Deby's French backing
With the help of France, on December 1, 1990, Idriss Deby successfully toppled the government of Chadian President Hissene Habre, to whom he had long been loyal. The coup ended one of the bloodiest dictatorships on the African continent.
That day, Deby told the people of Chad, who had been yearning for justice, freedom and prosperity, that he would bring them not gold or silver but freedom and democracy. On April 11, Deby will be vying for a sixth term as president, with neither gold nor silver, nor democracy for that matter, in sight.
When Deby made his promise back in 1990, the world was undergoing significant political shifts. In Europe, for example, Communist dictatorships were falling swept away. And the people of Chad, whose freedoms had been trampled upon by the previous regime, were hungry for democratic reforms.
Chad's constitutional changes
Deby took a page out of the playbook of other former French colonies by convening a national conference in 1993 to draw up a new constitution. Adopted in 1996, that constitution allowed the president a maximum of two terms in office. But it was amended in 2005 to remove the two-term limit, essentially clearing the way for future power grabs.
By the time Chad had become an oil-producing country, Deby had emerged as a self-styled strongman. Instead of diversifying the economy, modernizing its infrastructure or spending oil profits evenly throughout Chad, he took a different approach. He viewed his country's newfound revenue not as belonging to the people, as one would expect, but rather as his own money — which went straight into his family's pockets.
Chad has been exporting oil since 2003. In 2012, Infrastructure and Transportation Minister Adoum Younoussmi said petroleum was what brought the country growth. According to his ministry, Chad produced more than 120,000 barrels of oil a day, earning revenues of around €4.5 billion between 2004 and 2011. Not bad for a country of just 15 million people.
Diverting Chad's wealth
The government had promised that the wealth generated would go to alleviating poverty in one of the poorest countries in the world. Schools, streets and hospitals were built, albeit of a low quality, in the north of the country, where the president happens to be from. The south fared far worse. In southern Chad, and especially the country's oil-producing region, the population continues to live in abject poverty.

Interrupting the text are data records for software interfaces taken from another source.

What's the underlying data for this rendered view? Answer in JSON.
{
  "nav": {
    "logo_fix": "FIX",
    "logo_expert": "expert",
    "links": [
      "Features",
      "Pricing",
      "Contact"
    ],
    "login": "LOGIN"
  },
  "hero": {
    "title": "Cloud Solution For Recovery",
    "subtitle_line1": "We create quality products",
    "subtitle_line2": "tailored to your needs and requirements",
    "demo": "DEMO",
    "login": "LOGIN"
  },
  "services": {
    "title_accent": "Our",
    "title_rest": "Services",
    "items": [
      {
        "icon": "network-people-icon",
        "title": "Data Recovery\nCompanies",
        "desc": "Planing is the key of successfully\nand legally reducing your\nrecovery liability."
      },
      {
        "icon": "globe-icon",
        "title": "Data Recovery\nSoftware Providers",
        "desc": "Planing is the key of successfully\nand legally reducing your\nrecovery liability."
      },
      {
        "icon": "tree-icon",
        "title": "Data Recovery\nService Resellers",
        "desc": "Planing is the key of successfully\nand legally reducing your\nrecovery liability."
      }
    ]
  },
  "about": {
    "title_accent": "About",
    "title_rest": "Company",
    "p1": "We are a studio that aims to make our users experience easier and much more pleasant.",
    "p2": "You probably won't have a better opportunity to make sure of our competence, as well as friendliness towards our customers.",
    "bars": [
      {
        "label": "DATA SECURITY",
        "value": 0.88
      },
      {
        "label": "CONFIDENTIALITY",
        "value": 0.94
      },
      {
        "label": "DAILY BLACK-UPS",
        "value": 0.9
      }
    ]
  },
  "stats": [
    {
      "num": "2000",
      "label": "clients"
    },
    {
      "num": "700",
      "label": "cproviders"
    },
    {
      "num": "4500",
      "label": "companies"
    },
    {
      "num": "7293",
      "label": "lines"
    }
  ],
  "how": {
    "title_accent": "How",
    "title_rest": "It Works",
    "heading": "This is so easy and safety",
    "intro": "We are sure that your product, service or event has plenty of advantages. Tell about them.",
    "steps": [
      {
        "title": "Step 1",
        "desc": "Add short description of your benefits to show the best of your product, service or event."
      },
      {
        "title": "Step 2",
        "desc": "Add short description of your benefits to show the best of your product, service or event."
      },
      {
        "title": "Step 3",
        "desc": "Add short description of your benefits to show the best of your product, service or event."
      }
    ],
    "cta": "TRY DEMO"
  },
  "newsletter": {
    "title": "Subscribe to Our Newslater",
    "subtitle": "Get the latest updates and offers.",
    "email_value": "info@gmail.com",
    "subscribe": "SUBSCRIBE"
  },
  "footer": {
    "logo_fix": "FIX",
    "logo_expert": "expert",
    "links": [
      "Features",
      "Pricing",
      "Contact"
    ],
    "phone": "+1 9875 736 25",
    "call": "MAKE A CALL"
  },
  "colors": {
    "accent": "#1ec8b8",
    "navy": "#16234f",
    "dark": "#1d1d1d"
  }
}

The lion's share of the funds are either lining the pockets of Chad's ruling minority or have been invested in arms to fend off numerous coup attempts. Normal people in Chad continue to suffer. Mortality rates from famine, malaria and dysentery remain high, with no access to clean drinking water, functioning hospitals or trained doctors in many regions — despite the fact the government had pledged to earmark 70% of the country's oil revenues for fighting poverty.
Chad has become the property of a single man and the circle he rules with. On paper, the country is still a democracy. But the reality is very different. Journalists are regularly thrown into jail. Granted, these breaches of the rule of law are not only the president's doing. His henchmen also abuse their power. The country's opposition is prohibited from gathering and since 2015 has been barred from organizing demonstrations. Those who do so risk imprisonment.
But Deby has nothing to fear. Chad continues to enjoy a special relationship with France and plays a key role in fighting terror in the Sahel region. Paris has effectively written him something of a blank check, and has on many an occasion bailed him out militarily when others tried to topple him.
France would be well advised to improve its ties with Chad's younger generation and forces of change. This would mean a break with Deby and his ruling clan, who are impeding any hope for democracy. Many in Chad are skeptical that April's elections will be free and fair. It seems unlikely that the will of the people will be respected.